OU, OSU: No Medical Marijuana On Campus
The two largest state universities will not allow the consumption, possession or smoking of medical marijuana on campus, according to a news release.
The University of Oklahoma and Oklahoma State University issued a joint news release and said the two universities must comply with federal law.
Both universities receive federal funds and are legally bound to comply with the Federal Drug-Free Schools and Communities Act, the Federal Drug-Free Workplace Act and the Federal Controlled Substances Act.
Despite the passage of State Question 788, OU and OSU said they adopt and adhere to the policies prohibiting the use, possession, distribution or cultivation on campus and at events authorized or supervised by the universities.
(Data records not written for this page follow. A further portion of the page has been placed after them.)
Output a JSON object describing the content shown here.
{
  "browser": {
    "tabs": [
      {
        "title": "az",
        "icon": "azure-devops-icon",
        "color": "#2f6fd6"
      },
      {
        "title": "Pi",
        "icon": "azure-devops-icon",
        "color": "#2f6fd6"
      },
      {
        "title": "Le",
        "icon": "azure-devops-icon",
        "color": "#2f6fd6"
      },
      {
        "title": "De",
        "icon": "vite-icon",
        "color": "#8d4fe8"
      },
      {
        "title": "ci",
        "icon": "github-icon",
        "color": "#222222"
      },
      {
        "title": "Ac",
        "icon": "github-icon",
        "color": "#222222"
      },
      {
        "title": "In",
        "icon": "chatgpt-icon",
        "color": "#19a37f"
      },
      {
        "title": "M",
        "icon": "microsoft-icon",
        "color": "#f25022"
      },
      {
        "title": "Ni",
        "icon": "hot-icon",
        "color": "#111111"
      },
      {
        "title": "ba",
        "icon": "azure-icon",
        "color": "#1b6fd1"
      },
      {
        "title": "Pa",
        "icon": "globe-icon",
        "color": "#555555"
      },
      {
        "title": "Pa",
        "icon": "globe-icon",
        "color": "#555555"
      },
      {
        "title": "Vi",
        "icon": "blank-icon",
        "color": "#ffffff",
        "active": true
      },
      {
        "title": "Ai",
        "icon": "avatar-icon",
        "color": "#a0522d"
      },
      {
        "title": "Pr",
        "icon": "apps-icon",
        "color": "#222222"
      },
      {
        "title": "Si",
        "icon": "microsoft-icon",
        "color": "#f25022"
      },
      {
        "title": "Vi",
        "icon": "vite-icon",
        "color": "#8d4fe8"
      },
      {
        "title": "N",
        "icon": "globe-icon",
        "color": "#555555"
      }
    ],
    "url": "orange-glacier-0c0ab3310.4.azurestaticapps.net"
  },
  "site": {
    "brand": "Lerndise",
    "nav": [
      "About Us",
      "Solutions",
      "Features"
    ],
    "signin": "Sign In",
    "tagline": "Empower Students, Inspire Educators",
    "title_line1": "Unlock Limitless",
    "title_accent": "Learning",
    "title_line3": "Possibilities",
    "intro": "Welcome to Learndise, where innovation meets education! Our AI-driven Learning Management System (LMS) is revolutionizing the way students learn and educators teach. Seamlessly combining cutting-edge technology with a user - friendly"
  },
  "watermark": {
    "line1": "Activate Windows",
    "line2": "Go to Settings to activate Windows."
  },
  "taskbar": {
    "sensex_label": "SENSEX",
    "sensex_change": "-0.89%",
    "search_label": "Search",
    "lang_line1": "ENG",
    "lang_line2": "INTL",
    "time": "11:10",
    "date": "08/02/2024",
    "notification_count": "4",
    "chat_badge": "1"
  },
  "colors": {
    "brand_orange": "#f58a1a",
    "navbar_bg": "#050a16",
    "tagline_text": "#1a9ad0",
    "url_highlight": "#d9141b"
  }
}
"Even with the evolving state law permitting marijuana use for medical reasons, it is important for students and employees to know they cannot consume, smoke or possess marijuana on campus even though they might have a card or prescription permitting them to do so," according to the news release.
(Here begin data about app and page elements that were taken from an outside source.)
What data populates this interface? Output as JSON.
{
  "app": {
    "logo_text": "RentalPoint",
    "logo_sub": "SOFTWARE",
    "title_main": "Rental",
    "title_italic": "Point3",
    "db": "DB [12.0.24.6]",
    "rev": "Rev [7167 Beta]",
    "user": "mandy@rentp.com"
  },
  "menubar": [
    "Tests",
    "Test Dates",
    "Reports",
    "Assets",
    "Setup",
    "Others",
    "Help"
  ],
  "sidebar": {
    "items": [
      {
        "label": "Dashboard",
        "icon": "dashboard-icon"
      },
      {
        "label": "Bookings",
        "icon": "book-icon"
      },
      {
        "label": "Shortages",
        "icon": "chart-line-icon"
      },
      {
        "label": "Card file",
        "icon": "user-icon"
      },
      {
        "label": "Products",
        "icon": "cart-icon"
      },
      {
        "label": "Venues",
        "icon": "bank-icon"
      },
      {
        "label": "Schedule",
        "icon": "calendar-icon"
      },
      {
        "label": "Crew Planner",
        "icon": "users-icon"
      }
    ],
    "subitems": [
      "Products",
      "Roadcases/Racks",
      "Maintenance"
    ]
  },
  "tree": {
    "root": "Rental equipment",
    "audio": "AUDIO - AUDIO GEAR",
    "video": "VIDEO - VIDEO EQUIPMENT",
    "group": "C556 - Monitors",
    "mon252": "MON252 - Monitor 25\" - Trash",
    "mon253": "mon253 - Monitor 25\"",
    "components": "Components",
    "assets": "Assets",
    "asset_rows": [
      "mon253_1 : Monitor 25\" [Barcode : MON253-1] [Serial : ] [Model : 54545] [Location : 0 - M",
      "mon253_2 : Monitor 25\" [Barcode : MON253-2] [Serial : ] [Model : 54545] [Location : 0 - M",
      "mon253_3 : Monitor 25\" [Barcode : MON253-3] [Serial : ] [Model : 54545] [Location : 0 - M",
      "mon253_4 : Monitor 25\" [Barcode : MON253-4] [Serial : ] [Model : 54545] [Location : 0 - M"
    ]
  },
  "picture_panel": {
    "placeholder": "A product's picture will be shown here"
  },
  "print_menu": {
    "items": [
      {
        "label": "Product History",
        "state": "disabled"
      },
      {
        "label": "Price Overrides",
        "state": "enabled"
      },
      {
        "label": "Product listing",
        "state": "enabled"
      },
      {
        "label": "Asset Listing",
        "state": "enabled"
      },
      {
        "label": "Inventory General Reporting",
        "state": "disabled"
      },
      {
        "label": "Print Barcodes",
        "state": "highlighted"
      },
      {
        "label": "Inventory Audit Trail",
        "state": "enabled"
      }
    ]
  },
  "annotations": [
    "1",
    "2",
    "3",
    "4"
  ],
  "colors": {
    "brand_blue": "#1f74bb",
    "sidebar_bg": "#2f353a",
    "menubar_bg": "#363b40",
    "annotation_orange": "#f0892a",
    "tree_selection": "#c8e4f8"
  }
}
The ruling is in line with the vast majority of other federally-funded universities in states that have legalized medical marijuana.
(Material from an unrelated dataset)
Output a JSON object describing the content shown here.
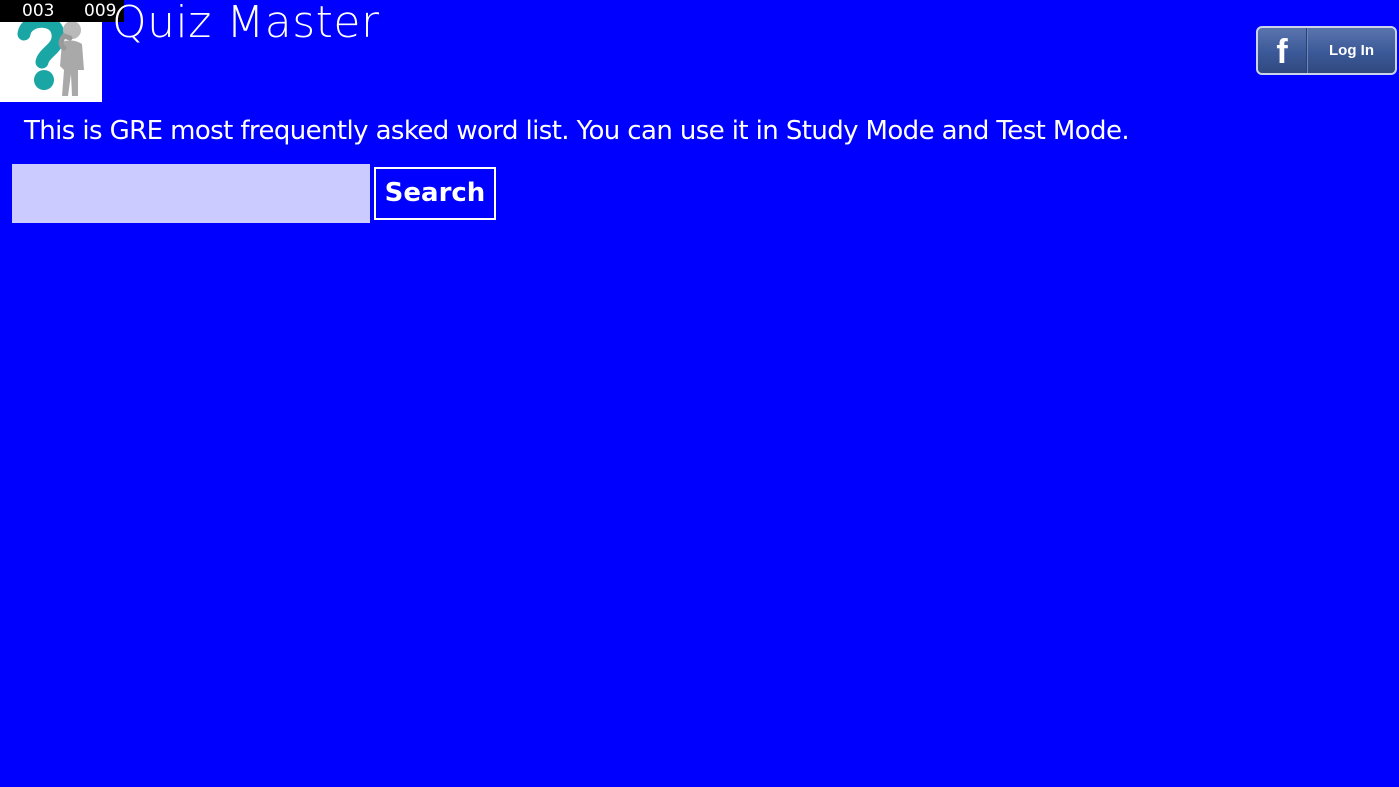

Some students agree with the schools, pointing out the effects of the drug on the brain of someone trying to learn.
OU grad student Vivek says, “I don’t think it is necessary in the campus, because campus is a place where people come to educate and live a happier life, no go off the control limits and just have parties all day.”
Others point to the fact that the campus prohibits tobacco and alcohol already, but feel that a doctor's orders for an ailment are a different matter.
“There’s non-smokable forms of marijuana that, worst comes to worst, you can just bring that into your room and just face consequences if you get caught,” says OU law student Mark Preslar.
Supporters of the schools' decision suggest students do not try their luck. “Even if they are taking marijuana or still want to take marijuana, go to a hideout somewhere and take it,” says Vivek.
Preslar adds, “I see where the university is coming from even if I don’t agree with it.”